(Interface dataset entries)

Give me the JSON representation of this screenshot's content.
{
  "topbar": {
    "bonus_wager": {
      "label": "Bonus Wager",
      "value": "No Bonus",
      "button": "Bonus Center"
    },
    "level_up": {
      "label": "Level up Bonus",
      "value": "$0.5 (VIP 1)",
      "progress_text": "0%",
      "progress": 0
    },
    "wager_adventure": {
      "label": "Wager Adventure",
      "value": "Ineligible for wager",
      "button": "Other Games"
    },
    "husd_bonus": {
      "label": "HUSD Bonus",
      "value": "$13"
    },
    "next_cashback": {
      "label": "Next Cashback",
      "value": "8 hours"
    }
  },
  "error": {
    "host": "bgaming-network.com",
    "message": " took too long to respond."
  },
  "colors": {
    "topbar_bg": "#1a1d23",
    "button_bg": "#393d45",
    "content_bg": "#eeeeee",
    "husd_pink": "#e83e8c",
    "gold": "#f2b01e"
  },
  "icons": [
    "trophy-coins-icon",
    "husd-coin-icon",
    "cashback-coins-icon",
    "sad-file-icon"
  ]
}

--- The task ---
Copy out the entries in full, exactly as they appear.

--- Result for this exercise ---
Give me the JSON representation of this screenshot's content.
{
  "topbar": {
    "bonus_wager": {
      "label": "Bonus Wager",
      "value": "No Bonus",
      "button": "Bonus Center"
    },
    "level_up": {
      "label": "Level up Bonus",
      "value": "$0.5 (VIP 1)",
      "progress_text": "0%",
      "progress": 0
    },
    "wager_adventure": {
      "label": "Wager Adventure",
      "value": "Ineligible for wager",
      "button": "Other Games"
    },
    "husd_bonus": {
      "label": "HUSD Bonus",
      "value": "$13"
    },
    "next_cashback": {
      "label": "Next Cashback",
      "value": "8 hours"
    }
  },
  "error": {
    "host": "bgaming-network.com",
    "message": " took too long to respond."
  },
  "colors": {
    "topbar_bg": "#1a1d23",
    "button_bg": "#393d45",
    "content_bg": "#eeeeee",
    "husd_pink": "#e83e8c",
    "gold": "#f2b01e"
  },
  "icons": [
    "trophy-coins-icon",
    "husd-coin-icon",
    "cashback-coins-icon",
    "sad-file-icon"
  ]
}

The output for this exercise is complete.